### TASK BRIEF:
Each record that follows must be given again without alteration.

### Dataset excerpts:
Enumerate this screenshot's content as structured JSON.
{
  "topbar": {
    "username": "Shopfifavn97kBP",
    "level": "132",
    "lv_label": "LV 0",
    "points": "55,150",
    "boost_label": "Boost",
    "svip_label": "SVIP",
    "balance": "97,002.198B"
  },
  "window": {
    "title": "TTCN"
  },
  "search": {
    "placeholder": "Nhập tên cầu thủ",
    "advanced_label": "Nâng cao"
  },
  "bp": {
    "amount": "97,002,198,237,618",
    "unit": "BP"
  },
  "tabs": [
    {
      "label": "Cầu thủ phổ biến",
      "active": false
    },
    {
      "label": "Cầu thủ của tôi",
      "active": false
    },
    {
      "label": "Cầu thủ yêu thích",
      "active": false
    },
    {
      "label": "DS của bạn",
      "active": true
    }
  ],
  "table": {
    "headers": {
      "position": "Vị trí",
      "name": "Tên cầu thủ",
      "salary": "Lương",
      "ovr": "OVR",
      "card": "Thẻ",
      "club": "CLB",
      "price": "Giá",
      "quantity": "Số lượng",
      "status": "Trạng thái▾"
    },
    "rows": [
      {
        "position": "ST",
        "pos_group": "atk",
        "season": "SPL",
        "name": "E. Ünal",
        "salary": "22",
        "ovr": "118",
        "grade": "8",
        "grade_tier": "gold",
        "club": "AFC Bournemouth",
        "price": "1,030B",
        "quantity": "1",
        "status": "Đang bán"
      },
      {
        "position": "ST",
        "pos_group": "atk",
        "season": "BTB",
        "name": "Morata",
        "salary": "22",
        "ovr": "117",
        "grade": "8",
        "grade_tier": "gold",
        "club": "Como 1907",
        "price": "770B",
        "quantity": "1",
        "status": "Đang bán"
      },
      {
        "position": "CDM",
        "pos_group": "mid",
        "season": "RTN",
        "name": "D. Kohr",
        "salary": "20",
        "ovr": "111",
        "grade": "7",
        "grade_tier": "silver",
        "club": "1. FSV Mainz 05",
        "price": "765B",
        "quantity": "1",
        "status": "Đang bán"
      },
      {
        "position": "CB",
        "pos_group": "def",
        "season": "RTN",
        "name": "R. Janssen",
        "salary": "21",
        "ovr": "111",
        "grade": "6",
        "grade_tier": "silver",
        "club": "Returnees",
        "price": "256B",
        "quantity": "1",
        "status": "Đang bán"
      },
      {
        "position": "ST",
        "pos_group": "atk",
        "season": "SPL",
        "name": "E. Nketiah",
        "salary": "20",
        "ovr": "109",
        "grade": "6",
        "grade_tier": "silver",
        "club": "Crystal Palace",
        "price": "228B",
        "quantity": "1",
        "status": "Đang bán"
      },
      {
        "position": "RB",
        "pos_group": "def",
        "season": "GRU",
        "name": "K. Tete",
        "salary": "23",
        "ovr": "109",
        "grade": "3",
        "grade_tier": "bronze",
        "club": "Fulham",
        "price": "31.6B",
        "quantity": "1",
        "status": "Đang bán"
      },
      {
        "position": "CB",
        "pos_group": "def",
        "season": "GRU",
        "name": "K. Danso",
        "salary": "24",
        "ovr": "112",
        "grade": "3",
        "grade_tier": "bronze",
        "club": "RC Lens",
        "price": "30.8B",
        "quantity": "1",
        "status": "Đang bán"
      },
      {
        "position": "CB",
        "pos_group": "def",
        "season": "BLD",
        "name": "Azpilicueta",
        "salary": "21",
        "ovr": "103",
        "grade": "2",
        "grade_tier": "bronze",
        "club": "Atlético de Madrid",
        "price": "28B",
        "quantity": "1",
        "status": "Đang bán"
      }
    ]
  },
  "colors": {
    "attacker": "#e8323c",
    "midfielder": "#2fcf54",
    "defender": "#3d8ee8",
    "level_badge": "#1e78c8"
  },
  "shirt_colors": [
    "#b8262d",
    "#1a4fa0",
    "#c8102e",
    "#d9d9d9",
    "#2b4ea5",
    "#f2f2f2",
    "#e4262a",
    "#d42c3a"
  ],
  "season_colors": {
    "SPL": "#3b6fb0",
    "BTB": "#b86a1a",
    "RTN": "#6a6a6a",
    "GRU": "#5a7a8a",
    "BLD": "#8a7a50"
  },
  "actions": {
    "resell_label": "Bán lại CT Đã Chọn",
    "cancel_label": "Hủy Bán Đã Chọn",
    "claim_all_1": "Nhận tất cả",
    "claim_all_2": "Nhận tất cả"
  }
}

### WRITTEN RESPONSE:
Enumerate this screenshot's content as structured JSON.
{
  "topbar": {
    "username": "Shopfifavn97kBP",
    "level": "132",
    "lv_label": "LV 0",
    "points": "55,150",
    "boost_label": "Boost",
    "svip_label": "SVIP",
    "balance": "97,002.198B"
  },
  "window": {
    "title": "TTCN"
  },
  "search": {
    "placeholder": "Nhập tên cầu thủ",
    "advanced_label": "Nâng cao"
  },
  "bp": {
    "amount": "97,002,198,237,618",
    "unit": "BP"
  },
  "tabs": [
    {
      "label": "Cầu thủ phổ biến",
      "active": false
    },
    {
      "label": "Cầu thủ của tôi",
      "active": false
    },
    {
      "label": "Cầu thủ yêu thích",
      "active": false
    },
    {
      "label": "DS của bạn",
      "active": true
    }
  ],
  "table": {
    "headers": {
      "position": "Vị trí",
      "name": "Tên cầu thủ",
      "salary": "Lương",
      "ovr": "OVR",
      "card": "Thẻ",
      "club": "CLB",
      "price": "Giá",
      "quantity": "Số lượng",
      "status": "Trạng thái▾"
    },
    "rows": [
      {
        "position": "ST",
        "pos_group": "atk",
        "season": "SPL",
        "name": "E. Ünal",
        "salary": "22",
        "ovr": "118",
        "grade": "8",
        "grade_tier": "gold",
        "club": "AFC Bournemouth",
        "price": "1,030B",
        "quantity": "1",
        "status": "Đang bán"
      },
      {
        "position": "ST",
        "pos_group": "atk",
        "season": "BTB",
        "name": "Morata",
        "salary": "22",
        "ovr": "117",
        "grade": "8",
        "grade_tier": "gold",
        "club": "Como 1907",
        "price": "770B",
        "quantity": "1",
        "status": "Đang bán"
      },
      {
        "position": "CDM",
        "pos_group": "mid",
        "season": "RTN",
        "name": "D. Kohr",
        "salary": "20",
        "ovr": "111",
        "grade": "7",
        "grade_tier": "silver",
        "club": "1. FSV Mainz 05",
        "price": "765B",
        "quantity": "1",
        "status": "Đang bán"
      },
      {
        "position": "CB",
        "pos_group": "def",
        "season": "RTN",
        "name": "R. Janssen",
        "salary": "21",
        "ovr": "111",
        "grade": "6",
        "grade_tier": "silver",
        "club": "Returnees",
        "price": "256B",
        "quantity": "1",
        "status": "Đang bán"
      },
      {
        "position": "ST",
        "pos_group": "atk",
        "season": "SPL",
        "name": "E. Nketiah",
        "salary": "20",
        "ovr": "109",
        "grade": "6",
        "grade_tier": "silver",
        "club": "Crystal Palace",
        "price": "228B",
        "quantity": "1",
        "status": "Đang bán"
      },
      {
        "position": "RB",
        "pos_group": "def",
        "season": "GRU",
        "name": "K. Tete",
        "salary": "23",
        "ovr": "109",
        "grade": "3",
        "grade_tier": "bronze",
        "club": "Fulham",
        "price": "31.6B",
        "quantity": "1",
        "status": "Đang bán"
      },
      {
        "position": "CB",
        "pos_group": "def",
        "season": "GRU",
        "name": "K. Danso",
        "salary": "24",
        "ovr": "112",
        "grade": "3",
        "grade_tier": "bronze",
        "club": "RC Lens",
        "price": "30.8B",
        "quantity": "1",
        "status": "Đang bán"
      },
      {
        "position": "CB",
        "pos_group": "def",
        "season": "BLD",
        "name": "Azpilicueta",
        "salary": "21",
        "ovr": "103",
        "grade": "2",
        "grade_tier": "bronze",
        "club": "Atlético de Madrid",
        "price": "28B",
        "quantity": "1",
        "status": "Đang bán"
      }
    ]
  },
  "colors": {
    "attacker": "#e8323c",
    "midfielder": "#2fcf54",
    "defender": "#3d8ee8",
    "level_badge": "#1e78c8"
  },
  "shirt_colors": [
    "#b8262d",
    "#1a4fa0",
    "#c8102e",
    "#d9d9d9",
    "#2b4ea5",
    "#f2f2f2",
    "#e4262a",
    "#d42c3a"
  ],
  "season_colors": {
    "SPL": "#3b6fb0",
    "BTB": "#b86a1a",
    "RTN": "#6a6a6a",
    "GRU": "#5a7a8a",
    "BLD": "#8a7a50"
  },
  "actions": {
    "resell_label": "Bán lại CT Đã Chọn",
    "cancel_label": "Hủy Bán Đã Chọn",
    "claim_all_1": "Nhận tất cả",
    "claim_all_2": "Nhận tất cả"
  }
}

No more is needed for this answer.